1ICG I, Research Centre Jülich, Germany
2EOS/SRC, Department of Physics and Astronomy, University of Leicester, UK
3Atmospheric Science Competency, NASA Langley Research Center, Hampton, Virginia, USA
4Computational Physics, Incorporated, Springfield, Virginia, USA
5Alfred Wegener Institute, Potsdam, Germany
6Leibniz-Institute of Atmospheric Physics, Kühlungsborn, Germany

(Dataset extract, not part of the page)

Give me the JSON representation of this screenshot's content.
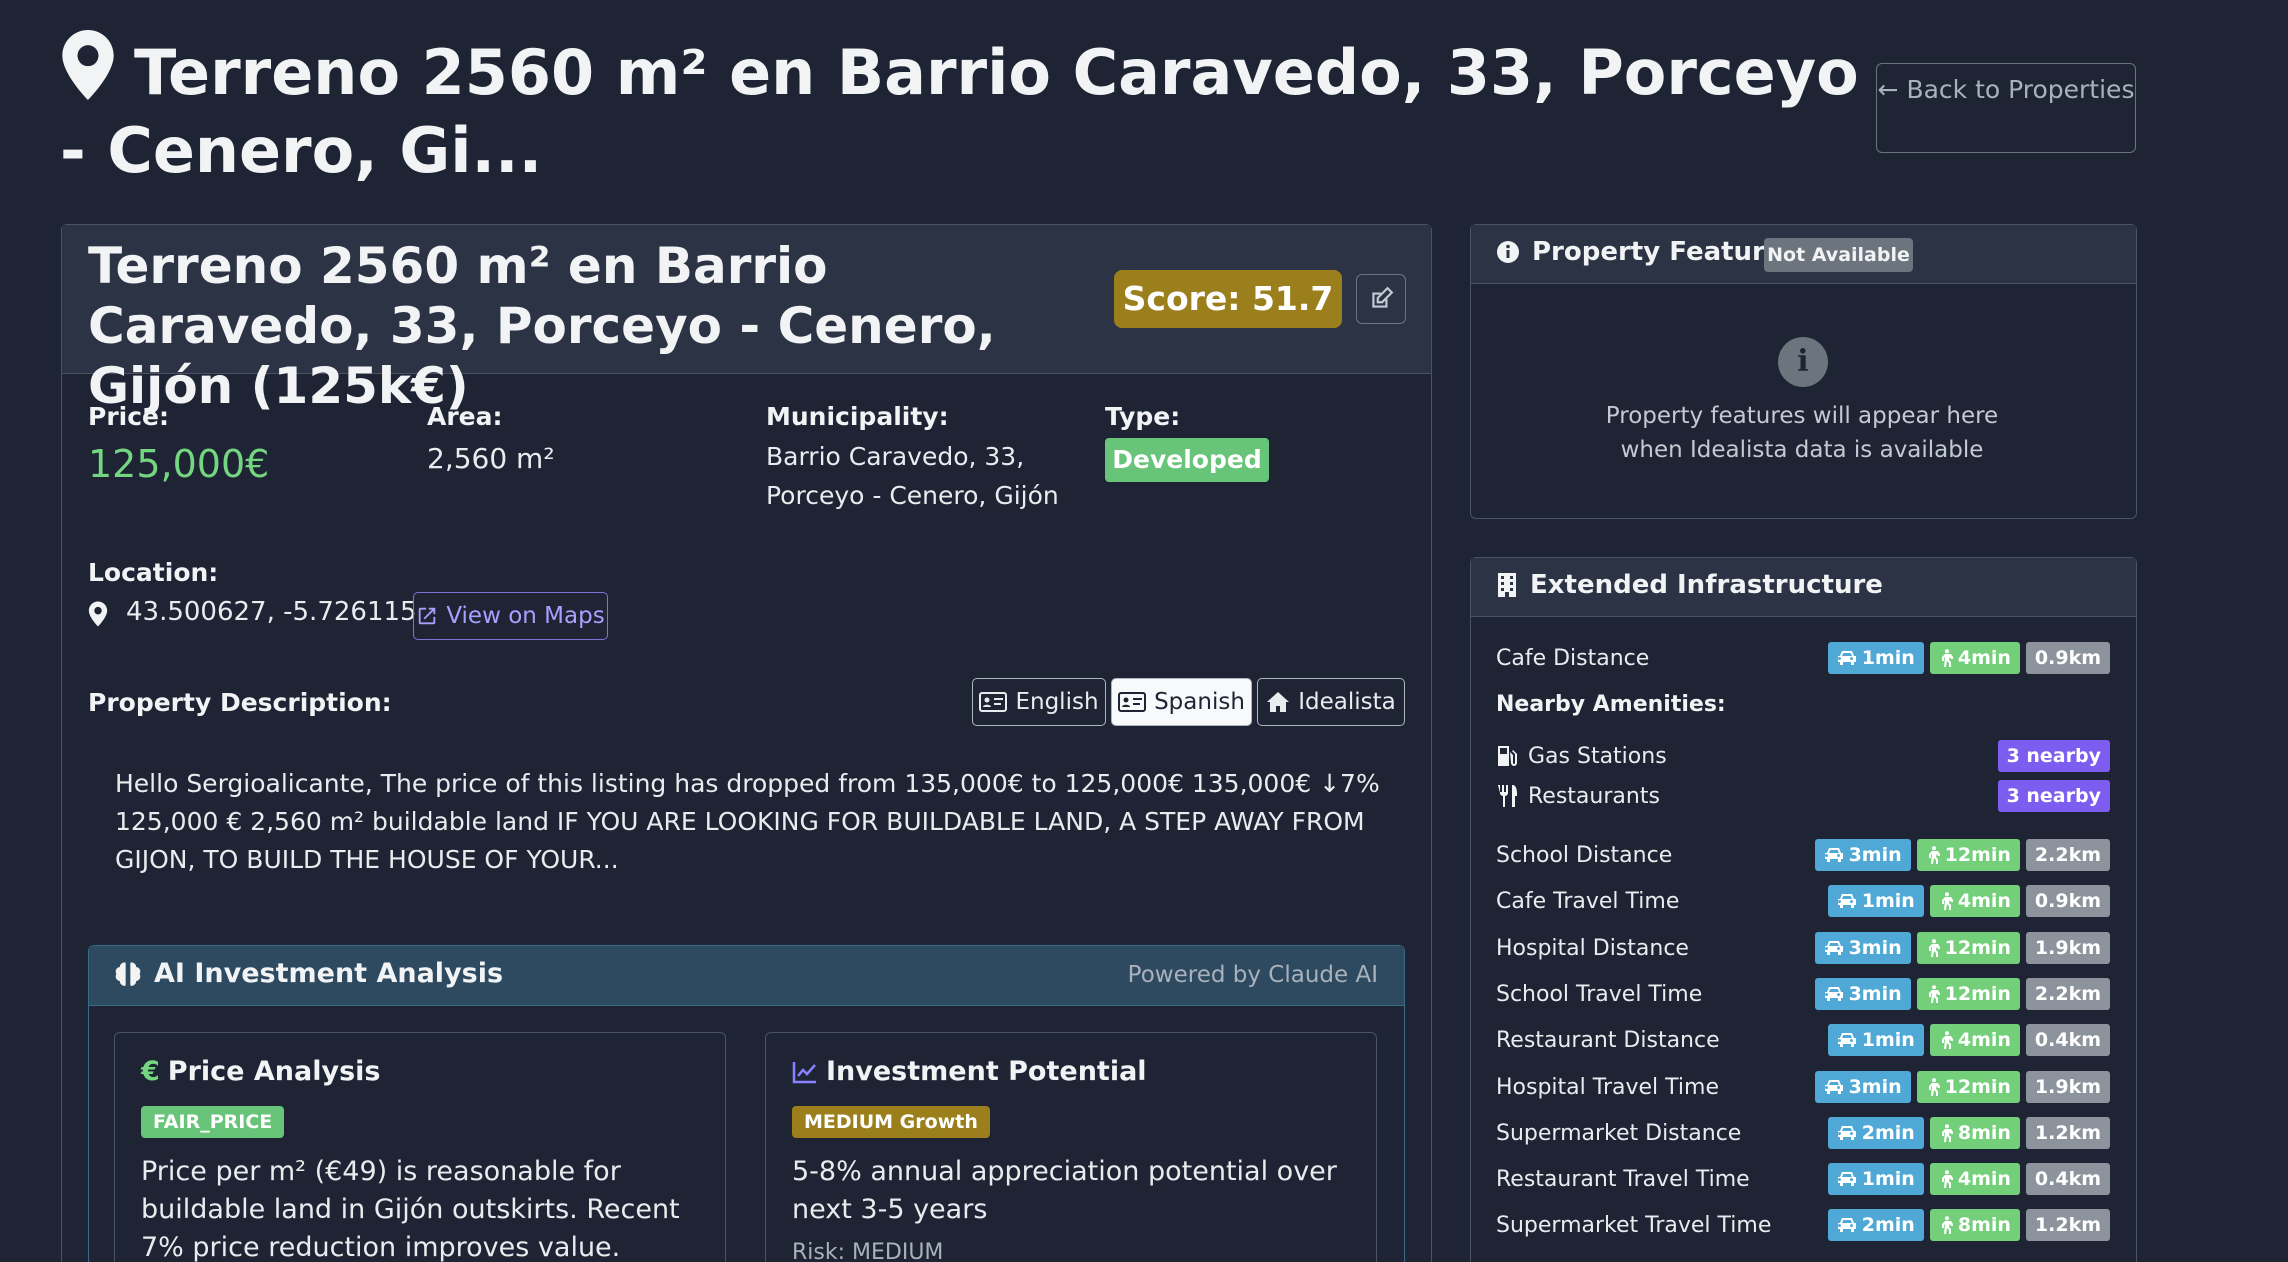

Abstract. The Michelson Interferometer for Passive Atmospheric Sounding (MIPAS) on ENVISAT has made extensive measurements of polar stratospheric clouds (PSCs) in the northern hemisphere winter 2002/2003. A PSC detection method, based on a ratio of radiances (the cloud index), has been implemented for MIPAS and is validated in this study with respect to ground based lidar and space borne occultation measurements. A very good correspondence in PSC sighting and cloud altitude between MIPAS detections and those of other instruments is found for cloud index values less than four. Comparisons with data from the Stratospheric Aerosol and Gas Experiment (SAGE) III are used to show further that the sensitivity of the MIPAS detection method for this threshold value of cloud index is approximately equivalent to an extinction limit of 10−3 km−1 at 1022 nm, a wavelength used by solar occultation experiments. The MIPAS cloud index data are subsequently used to examine, for the first time with any technique, the evolution of PSCs throughout the Arctic polar vortex up to a latitude of 90° north on a near-daily basis. We find that the winter of 2002/2003 is characterised by three phases of very different PSC activity: First, an unusual, extremely cold phase in the first three weeks of December resulted in high PSC occurrence rates. This was followed by a second phase of only moderate PSC activity from 5–13 January, separated from the first phase by a minor warming event. Finally there was a third phase from February to end of March where only sporadic and mostly weak PSC events took place. The composition of PSCs during the winter period has also been examined, exploiting particularly an infra-red spectral signature which is probably characteristic of NAT. The MIPAS observations show the presence of these particles on a number of occasions in December but very rarely in January. The PSC type differentiation from MIPAS indicates that future comparisons of PSC observations with microphysical and denitrification models might be revealing about aspects of solid particle existence and location.